- Tiffany reported an 8 percent increase in net revenue during the 2017 holiday season.
- Total same-store sales were up 5 percent, as more shoppers browsed the luxury retailer's fine jewelry, watches, and a new home and accessories collection.
- Tiffany increased its outlook for fiscal 2017 but expects to spend more in fiscal 2018, which could hamper earnings.
Tiffany & Co. on Wednesday reported an 8 percent increase in net revenue during the holiday season, fueled by higher sales of fine jewelry, watches, and a new home and accessories collection.
Total same-store sales were up 5 percent during the November and December months, the company said. In the U.S. alone, same-store sales rose 6 percent.
The strongest performance for Tiffany stemmed from the Asia-Pacific region and Europe, where sales grew by a double-digit percentage. The retailer has been opening new stores overseas, and local customers are beginning to spend more there.
Building on the holiday momentum, Tiffany raised its earnings outlook for fiscal 2017. The changes don't yet include any effects from new tax legislation.
"This recent return to growth in worldwide comparable store sales ... is consistent with our commitment to generate solid and sustainable growth in sales, operating margin and earnings that is at least comparable to our industry peers over the long-term," Chief Executive Officer Alessandro Bogliolo said in prepared remarks.
"While we are encouraged with the holiday sales results, we believe that the preceding negative comparable store sales trend can only be reversed on a sustainable basis by continuing to evolve our product offerings and customer experience and also by stepping up certain strategic spending in our business," Bogliolo added.
Tiffany now expects net sales worldwide to increase by roughly 4 percent in fiscal 2017, and adjusted net earnings will rise by, at a minimum, a high-single-digit percentage from a year ago.
The company also on Wednesday provided a preliminary outlook for fiscal 2018 and is calling for a mid-single-digit percentage increase in total sales.
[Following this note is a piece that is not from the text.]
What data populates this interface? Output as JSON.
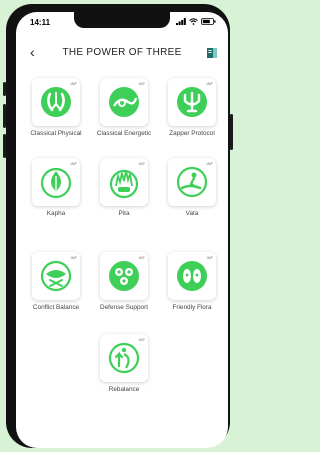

Meantime, Tiffany said it will spend more in the upcoming fiscal year on technology, marketing, and store presentations to reach growth objectives over the long term. In turn, the company is expecting earnings to be flat to slightly down from fiscal 2017's figure.
Earnings are expected to get a boost, however, "in an amount yet to be determined, from an expected lower effective income tax rate resulting from the recent revisions to the U.S. tax code," the company said. More details will be provided on March 16, when Tiffany is set to report fourth-quarter and full-year results.
"We remain enthusiastic given our views of the iconic nature of the brand, bridal and global business mix, luxury customer strength, and high degree of vertical integration – we believe these qualities are un-amazon-able and are a good platform for changes ahead," Cowen & Co. analyst Oliver Chen said about Tiffany's results.
"Changes continue to be necessary and we look forward to improved cadence of new product launches – reinvention of the store and store experience – and the tasteful blending of stores and online which should result in less friction in the buying process and also more delight," Chen said.
Tiffany shares closed Wednesday up a little more than 1 percent, having climbed more than 30 percent from a year ago.